Entries from a dataset of interfaces:
—————

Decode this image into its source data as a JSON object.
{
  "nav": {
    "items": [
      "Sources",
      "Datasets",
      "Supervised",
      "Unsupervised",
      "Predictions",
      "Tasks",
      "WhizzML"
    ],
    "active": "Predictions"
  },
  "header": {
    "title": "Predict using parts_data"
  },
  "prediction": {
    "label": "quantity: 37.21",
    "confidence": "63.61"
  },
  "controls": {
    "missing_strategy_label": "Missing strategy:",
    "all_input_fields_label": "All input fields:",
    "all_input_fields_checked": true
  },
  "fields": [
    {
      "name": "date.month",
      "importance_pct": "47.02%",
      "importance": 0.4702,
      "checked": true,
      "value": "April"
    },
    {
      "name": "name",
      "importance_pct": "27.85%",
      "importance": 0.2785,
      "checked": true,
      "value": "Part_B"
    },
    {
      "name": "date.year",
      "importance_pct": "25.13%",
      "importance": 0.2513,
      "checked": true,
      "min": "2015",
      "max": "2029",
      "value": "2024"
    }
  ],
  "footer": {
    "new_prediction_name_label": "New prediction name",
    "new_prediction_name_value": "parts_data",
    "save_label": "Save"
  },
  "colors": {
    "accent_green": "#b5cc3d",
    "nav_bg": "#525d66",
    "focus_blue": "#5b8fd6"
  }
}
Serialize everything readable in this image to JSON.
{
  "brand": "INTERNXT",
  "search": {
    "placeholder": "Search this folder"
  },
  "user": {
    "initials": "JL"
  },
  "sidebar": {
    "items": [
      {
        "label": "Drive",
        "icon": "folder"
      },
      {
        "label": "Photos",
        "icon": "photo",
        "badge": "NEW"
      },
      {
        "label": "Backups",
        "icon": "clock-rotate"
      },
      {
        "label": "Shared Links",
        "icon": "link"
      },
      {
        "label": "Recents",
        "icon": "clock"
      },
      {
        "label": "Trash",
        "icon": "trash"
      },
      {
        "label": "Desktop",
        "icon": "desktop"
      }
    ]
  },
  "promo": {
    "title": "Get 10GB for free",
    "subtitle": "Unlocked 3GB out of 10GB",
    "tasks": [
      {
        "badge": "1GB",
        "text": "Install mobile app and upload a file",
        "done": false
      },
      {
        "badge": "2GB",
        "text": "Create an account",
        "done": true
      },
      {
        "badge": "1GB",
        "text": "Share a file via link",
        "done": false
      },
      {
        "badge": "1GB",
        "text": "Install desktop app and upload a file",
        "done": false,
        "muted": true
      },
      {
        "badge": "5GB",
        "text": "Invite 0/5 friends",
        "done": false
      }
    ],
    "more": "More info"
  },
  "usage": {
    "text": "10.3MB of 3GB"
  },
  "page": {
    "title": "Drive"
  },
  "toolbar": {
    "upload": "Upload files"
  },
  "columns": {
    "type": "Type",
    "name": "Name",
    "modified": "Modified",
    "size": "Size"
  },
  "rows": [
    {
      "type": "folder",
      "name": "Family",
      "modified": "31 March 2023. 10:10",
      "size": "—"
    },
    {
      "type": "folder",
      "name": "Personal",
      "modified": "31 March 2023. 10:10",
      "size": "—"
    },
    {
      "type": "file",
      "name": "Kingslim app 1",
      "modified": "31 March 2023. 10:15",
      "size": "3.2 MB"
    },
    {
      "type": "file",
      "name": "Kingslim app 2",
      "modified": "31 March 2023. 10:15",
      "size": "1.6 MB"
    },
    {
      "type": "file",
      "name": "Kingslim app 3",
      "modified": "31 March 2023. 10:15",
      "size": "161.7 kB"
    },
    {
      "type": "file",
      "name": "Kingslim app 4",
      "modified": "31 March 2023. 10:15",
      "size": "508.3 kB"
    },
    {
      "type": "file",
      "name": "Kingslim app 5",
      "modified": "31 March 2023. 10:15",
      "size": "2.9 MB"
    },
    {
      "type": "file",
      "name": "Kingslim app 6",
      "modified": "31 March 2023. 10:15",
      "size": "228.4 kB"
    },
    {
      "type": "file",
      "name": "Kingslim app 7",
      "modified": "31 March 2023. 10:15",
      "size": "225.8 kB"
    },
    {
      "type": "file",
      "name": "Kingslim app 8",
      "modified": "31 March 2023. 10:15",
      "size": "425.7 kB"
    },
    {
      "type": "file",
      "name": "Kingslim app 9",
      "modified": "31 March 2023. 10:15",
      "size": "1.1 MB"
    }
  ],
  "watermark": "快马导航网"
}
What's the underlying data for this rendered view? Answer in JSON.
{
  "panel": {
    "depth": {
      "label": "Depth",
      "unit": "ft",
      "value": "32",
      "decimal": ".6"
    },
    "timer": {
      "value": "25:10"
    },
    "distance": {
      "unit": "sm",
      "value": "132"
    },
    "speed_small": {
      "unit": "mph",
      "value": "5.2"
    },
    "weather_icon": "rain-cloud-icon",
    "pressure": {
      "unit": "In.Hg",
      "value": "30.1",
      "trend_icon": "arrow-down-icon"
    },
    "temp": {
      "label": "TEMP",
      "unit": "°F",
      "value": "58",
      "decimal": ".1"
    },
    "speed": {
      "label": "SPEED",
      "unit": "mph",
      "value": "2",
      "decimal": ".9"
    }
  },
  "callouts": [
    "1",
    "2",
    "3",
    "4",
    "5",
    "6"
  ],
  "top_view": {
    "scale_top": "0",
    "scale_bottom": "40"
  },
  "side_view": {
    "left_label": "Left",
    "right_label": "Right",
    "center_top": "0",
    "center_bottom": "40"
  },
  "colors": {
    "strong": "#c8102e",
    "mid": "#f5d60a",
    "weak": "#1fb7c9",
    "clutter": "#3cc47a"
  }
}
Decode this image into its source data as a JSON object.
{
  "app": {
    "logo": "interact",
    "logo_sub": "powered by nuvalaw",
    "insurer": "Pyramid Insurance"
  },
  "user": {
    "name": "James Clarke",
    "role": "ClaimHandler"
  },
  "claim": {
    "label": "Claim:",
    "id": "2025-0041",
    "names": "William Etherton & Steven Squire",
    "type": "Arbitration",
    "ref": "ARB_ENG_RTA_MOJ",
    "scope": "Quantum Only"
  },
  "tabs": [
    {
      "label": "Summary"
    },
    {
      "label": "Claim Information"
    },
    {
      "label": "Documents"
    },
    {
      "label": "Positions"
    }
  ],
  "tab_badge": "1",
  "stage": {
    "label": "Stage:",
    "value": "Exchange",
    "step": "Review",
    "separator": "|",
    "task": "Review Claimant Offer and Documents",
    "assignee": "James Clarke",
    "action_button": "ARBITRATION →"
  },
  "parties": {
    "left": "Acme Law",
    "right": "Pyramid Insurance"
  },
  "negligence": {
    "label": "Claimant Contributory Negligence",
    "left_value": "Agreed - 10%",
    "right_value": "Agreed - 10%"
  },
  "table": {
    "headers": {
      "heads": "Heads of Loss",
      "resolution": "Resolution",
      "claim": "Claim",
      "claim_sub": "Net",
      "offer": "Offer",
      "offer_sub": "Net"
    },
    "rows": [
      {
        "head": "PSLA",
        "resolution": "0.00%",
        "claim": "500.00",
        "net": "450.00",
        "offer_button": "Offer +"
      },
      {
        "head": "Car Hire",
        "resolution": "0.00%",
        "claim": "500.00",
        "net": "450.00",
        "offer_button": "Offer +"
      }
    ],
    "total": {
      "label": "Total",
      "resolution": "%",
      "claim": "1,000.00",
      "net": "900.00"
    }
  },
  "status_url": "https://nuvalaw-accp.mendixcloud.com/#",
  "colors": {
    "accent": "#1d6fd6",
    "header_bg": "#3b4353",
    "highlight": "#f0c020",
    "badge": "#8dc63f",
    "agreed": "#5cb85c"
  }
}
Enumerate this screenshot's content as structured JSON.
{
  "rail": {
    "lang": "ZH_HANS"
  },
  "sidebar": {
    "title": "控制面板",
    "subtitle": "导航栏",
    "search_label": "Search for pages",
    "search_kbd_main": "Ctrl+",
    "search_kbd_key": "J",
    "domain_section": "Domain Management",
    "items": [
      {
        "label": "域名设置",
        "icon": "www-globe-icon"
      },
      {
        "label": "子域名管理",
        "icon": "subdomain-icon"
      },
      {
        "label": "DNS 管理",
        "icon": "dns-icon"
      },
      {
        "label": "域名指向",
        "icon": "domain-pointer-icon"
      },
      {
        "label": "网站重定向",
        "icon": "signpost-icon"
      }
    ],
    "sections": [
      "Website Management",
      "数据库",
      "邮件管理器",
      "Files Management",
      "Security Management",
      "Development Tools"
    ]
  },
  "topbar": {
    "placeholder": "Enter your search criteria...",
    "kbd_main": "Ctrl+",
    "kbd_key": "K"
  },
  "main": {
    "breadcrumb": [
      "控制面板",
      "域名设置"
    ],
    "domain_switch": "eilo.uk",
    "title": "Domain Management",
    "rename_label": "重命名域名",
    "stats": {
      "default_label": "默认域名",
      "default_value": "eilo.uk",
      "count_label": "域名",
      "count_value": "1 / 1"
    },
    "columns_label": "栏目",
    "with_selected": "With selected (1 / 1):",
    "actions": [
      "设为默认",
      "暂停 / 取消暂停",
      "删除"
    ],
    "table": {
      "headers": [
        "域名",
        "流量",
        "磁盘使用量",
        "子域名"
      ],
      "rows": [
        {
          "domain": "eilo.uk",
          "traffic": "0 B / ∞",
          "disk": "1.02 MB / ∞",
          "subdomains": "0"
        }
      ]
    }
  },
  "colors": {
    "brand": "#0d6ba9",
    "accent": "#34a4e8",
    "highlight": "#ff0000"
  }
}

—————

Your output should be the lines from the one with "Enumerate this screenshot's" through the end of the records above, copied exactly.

> _Response to the exercise_:
Enumerate this screenshot's content as structured JSON.
{
  "rail": {
    "lang": "ZH_HANS"
  },
  "sidebar": {
    "title": "控制面板",
    "subtitle": "导航栏",
    "search_label": "Search for pages",
    "search_kbd_main": "Ctrl+",
    "search_kbd_key": "J",
    "domain_section": "Domain Management",
    "items": [
      {
        "label": "域名设置",
        "icon": "www-globe-icon"
      },
      {
        "label": "子域名管理",
        "icon": "subdomain-icon"
      },
      {
        "label": "DNS 管理",
        "icon": "dns-icon"
      },
      {
        "label": "域名指向",
        "icon": "domain-pointer-icon"
      },
      {
        "label": "网站重定向",
        "icon": "signpost-icon"
      }
    ],
    "sections": [
      "Website Management",
      "数据库",
      "邮件管理器",
      "Files Management",
      "Security Management",
      "Development Tools"
    ]
  },
  "topbar": {
    "placeholder": "Enter your search criteria...",
    "kbd_main": "Ctrl+",
    "kbd_key": "K"
  },
  "main": {
    "breadcrumb": [
      "控制面板",
      "域名设置"
    ],
    "domain_switch": "eilo.uk",
    "title": "Domain Management",
    "rename_label": "重命名域名",
    "stats": {
      "default_label": "默认域名",
      "default_value": "eilo.uk",
      "count_label": "域名",
      "count_value": "1 / 1"
    },
    "columns_label": "栏目",
    "with_selected": "With selected (1 / 1):",
    "actions": [
      "设为默认",
      "暂停 / 取消暂停",
      "删除"
    ],
    "table": {
      "headers": [
        "域名",
        "流量",
        "磁盘使用量",
        "子域名"
      ],
      "rows": [
        {
          "domain": "eilo.uk",
          "traffic": "0 B / ∞",
          "disk": "1.02 MB / ∞",
          "subdomains": "0"
        }
      ]
    }
  },
  "colors": {
    "brand": "#0d6ba9",
    "accent": "#34a4e8",
    "highlight": "#ff0000"
  }
}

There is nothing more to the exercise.